Problem #7:  Nursing home care.  Protect your property from the high costs of nursing home care which averages over $12,000 per month in Massachusetts.  If appropriate, set up a Medicaid Asset Protection Trust while leaving enough outside of the trust to cover your expenses as you wait out the MassHealth five year look-back period.  Or, it may be appropriate to buy insurance that covers nursing home care and also provides a death benefit that returns the money not spent on nursing home care to your heirs.

Problem #8:  Ineffective estate plans.  Protect your assets from an ineffective or cursory estate plan.  Don’t fall into the trap of depending on pre-printed “cookie cutter” form kits or document preparation services for your estate plan.  Contrary to what you may have heard or read, one size does not fit all!  It is the experienced, specialized guidance that is important.  Some clients believe they have it all covered and are shocked to learn of significant problems in their plan which they never knew or considered.  We see family members left to clean up the mess.  They wish that mom or dad had seen a caring specialist.  As is true with much in life, you tend to get what you pay for.  If you are concerned about any of the problems addressed in this article, you need a comprehensive plan designed specifically for your goals by experienced professionals who have in-depth knowledge of the challenges that you will face and the rules that you will be subject to. Don’t let the temptation of saving a few bucks in the short run cost your family many thousands in the long run.

Problem #9:  Commissioned salespeople.  Don’t depend on financial planners or insurance professionals to plan your estate.  While they may be knowledgeable in their field, they simply don’t have the knowledge, skill, specialization or relevant experience to handle the many legal consequences of your estate plan.  You didn’t hire a surgeon to write your will.  Then why would you hire a financial planner or insurance salesman to plan your estate?  The specialties are just different.   Your estate plan is too important to entrust to anyone other than a skilled, qualified, estate planning and asset protection attorney who is licensed and actually practices law.  When you die and your family members try to settle your estate, that isn’t the time to discover that you hired the wrong person.  Do your family a real favor and prepare properly.  Make sure your estate plan has been correctly and skillfully set up and properly funded.
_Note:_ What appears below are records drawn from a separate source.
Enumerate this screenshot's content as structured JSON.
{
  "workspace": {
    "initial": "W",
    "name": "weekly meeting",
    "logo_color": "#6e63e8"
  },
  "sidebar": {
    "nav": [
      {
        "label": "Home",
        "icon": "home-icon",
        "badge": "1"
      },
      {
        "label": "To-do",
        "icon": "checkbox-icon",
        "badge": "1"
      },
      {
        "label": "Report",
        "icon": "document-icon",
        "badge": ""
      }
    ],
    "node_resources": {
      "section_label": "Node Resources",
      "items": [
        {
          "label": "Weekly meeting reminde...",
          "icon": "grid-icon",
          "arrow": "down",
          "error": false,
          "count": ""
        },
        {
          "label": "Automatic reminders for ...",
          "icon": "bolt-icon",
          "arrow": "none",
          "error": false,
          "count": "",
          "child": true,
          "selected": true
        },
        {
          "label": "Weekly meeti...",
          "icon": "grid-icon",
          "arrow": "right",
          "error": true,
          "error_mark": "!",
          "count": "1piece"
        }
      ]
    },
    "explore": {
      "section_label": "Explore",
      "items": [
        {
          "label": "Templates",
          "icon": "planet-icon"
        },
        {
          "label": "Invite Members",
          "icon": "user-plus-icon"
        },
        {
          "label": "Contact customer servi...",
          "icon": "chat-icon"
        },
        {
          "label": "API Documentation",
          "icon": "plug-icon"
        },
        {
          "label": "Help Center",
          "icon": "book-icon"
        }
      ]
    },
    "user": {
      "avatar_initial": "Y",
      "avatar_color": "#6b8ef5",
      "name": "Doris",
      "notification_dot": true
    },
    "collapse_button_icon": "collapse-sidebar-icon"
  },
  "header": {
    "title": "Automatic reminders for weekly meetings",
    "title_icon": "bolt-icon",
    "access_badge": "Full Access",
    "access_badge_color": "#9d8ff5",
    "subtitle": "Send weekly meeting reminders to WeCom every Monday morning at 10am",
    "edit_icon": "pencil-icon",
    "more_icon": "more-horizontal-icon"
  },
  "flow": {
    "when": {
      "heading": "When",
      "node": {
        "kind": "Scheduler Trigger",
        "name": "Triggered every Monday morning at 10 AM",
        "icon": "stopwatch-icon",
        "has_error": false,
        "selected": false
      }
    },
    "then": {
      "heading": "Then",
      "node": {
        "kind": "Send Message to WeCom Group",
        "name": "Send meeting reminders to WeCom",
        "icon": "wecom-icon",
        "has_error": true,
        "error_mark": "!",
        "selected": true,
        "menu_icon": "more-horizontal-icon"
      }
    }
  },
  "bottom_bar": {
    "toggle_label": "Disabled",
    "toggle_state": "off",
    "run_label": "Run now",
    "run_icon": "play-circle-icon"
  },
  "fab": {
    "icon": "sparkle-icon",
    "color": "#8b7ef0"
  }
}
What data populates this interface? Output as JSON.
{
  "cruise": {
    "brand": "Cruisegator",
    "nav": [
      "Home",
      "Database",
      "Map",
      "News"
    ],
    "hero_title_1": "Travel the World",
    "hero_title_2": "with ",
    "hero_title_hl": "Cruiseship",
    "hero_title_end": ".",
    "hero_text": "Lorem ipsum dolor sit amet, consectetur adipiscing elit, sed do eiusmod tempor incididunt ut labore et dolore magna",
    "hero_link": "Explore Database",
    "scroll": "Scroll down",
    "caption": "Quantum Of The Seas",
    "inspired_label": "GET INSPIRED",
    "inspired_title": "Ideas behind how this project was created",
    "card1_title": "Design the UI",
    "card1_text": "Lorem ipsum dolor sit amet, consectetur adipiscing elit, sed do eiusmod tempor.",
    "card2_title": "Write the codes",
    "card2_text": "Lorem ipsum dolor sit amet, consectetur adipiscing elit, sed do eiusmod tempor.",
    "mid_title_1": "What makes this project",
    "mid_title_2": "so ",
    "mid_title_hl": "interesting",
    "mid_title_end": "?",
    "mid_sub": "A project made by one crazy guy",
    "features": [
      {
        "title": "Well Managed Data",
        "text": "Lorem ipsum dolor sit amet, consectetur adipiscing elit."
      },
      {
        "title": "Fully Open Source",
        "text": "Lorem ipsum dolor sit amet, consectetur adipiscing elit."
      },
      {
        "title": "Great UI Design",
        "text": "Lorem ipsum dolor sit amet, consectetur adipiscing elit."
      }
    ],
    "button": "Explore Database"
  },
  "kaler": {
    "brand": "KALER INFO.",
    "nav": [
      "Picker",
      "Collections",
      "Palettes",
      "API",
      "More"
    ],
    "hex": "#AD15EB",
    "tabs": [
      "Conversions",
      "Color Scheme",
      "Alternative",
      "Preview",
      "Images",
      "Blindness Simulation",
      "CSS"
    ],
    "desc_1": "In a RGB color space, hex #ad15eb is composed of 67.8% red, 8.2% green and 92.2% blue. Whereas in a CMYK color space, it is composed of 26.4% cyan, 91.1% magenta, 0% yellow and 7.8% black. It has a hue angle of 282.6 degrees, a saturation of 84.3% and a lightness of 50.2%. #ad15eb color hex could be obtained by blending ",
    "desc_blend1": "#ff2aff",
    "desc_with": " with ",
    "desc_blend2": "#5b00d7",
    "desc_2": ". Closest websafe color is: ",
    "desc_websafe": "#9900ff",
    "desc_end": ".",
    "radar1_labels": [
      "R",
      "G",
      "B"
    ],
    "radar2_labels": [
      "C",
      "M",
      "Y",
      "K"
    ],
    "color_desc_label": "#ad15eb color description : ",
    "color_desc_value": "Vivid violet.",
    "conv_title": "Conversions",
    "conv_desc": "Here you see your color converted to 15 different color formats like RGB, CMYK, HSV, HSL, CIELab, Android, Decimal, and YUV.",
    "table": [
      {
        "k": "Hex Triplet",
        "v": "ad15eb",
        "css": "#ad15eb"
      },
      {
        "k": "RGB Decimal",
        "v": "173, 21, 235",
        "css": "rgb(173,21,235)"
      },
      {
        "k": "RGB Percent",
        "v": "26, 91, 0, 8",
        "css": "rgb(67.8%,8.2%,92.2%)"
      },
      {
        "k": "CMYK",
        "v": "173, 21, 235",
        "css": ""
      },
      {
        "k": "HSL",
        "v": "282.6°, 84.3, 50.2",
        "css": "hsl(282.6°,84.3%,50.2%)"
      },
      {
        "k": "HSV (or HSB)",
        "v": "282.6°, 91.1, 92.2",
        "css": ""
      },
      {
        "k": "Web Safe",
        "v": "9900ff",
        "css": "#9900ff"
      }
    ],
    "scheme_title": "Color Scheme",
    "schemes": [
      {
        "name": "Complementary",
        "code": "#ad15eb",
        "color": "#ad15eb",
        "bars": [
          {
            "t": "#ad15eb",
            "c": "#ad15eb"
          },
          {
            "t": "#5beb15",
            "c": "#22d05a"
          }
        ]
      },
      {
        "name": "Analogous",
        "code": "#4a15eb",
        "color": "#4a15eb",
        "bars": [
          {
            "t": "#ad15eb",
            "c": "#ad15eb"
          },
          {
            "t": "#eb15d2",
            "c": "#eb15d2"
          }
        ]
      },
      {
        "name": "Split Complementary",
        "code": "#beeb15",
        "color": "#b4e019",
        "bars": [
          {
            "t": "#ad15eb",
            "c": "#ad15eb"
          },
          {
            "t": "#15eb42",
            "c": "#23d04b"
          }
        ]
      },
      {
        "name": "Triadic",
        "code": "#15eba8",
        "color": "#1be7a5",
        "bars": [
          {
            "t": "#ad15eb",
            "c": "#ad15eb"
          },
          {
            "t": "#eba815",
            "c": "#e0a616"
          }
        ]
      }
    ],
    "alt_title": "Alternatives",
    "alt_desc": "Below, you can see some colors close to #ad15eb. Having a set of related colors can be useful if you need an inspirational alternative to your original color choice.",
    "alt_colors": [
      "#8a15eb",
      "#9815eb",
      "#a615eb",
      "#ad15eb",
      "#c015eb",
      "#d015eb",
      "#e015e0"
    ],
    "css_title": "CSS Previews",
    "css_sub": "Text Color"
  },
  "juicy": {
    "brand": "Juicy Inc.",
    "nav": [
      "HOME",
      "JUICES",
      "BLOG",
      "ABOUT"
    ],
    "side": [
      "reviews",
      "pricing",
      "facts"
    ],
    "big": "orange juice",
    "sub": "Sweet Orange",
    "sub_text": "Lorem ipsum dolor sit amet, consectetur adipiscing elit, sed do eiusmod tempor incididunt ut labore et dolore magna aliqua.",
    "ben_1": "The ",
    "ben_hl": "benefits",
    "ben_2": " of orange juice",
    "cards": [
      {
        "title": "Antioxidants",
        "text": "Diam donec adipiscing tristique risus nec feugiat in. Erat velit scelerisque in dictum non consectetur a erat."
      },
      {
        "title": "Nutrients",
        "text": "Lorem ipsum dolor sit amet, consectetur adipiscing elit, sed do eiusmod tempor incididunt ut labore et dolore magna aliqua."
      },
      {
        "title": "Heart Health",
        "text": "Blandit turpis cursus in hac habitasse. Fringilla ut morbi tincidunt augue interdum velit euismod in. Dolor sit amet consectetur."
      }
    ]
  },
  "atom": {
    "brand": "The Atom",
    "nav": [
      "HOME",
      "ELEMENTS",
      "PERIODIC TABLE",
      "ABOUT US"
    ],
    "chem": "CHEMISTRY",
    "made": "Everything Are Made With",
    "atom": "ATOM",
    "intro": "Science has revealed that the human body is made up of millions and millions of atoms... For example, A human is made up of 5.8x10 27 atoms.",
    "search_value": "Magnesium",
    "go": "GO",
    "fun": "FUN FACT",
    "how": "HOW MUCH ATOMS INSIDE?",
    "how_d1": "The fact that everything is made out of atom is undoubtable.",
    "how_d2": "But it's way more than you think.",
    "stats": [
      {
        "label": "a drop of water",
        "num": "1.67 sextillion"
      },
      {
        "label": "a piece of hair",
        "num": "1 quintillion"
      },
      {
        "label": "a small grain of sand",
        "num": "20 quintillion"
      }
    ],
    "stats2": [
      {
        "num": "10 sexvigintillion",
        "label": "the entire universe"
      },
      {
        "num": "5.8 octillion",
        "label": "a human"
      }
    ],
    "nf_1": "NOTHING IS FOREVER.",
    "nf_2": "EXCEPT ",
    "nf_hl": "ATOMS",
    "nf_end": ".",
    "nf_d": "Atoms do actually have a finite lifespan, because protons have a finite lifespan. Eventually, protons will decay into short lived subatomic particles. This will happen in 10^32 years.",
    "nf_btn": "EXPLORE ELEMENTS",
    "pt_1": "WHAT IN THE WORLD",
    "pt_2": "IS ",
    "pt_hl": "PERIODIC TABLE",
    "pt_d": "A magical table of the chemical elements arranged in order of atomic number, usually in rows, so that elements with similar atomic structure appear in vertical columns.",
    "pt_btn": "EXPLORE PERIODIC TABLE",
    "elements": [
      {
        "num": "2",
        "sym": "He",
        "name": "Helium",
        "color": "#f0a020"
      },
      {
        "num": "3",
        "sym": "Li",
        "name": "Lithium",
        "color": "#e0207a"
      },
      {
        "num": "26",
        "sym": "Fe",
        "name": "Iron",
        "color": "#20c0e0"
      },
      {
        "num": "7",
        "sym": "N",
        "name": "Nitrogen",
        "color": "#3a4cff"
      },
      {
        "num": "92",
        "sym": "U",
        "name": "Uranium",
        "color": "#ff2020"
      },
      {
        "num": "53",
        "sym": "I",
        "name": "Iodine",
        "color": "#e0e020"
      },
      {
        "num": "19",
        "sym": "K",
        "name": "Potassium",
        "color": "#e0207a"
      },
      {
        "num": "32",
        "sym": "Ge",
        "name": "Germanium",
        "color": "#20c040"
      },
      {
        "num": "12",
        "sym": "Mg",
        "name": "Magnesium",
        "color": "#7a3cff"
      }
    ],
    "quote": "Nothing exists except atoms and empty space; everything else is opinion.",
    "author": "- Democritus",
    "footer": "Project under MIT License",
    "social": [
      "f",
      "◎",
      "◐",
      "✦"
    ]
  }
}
Problem #10:  Unqualified lawyers.  Just because someone is an attorney, doesn’t mean they have the relevant experience or judgment needed.  Some attorneys have recently started estate planning or dabble in it, because they hear it has become popular with seniors and assume it will be easy.  It is not.  Estate planning is too important and too complex to leave to a newbie or a dabbler.  Please select an experienced, qualified attorney who focuses his law practice on asset protection, estate planning and elder law.  Designations such as CELA, or those on Boston Magazine’s list of Super Lawyers, or are active in the Massachusetts Chapter of the National Academy of Elder Law Attorneys (MassNAELA), can be helpful in determining if the attorney is dedicated to this field.  Proper homework beforehand can make all the difference in meeting your goals to protect your family, your money and your property.

©Surprenant & Beneski, P.C. 35 Arnold Street, New Bedford, MA 02740, 336 South Street,   Hyannis MA 02601 and 45 Bristol Drive, Easton MA 02375.  This article is for illustration purposes only.  This handout does not constitute legal advice.  There is no attorney/client relationship created with Surprenant & Beneski, P.C. by this article.  DO NOT make decisions based upon information in this handout.  Every family is unique and legal advice can only be given after an individual consultation with an elder law attorney.  Any decisions made without proper legal advice may cause significant legal and financial problems.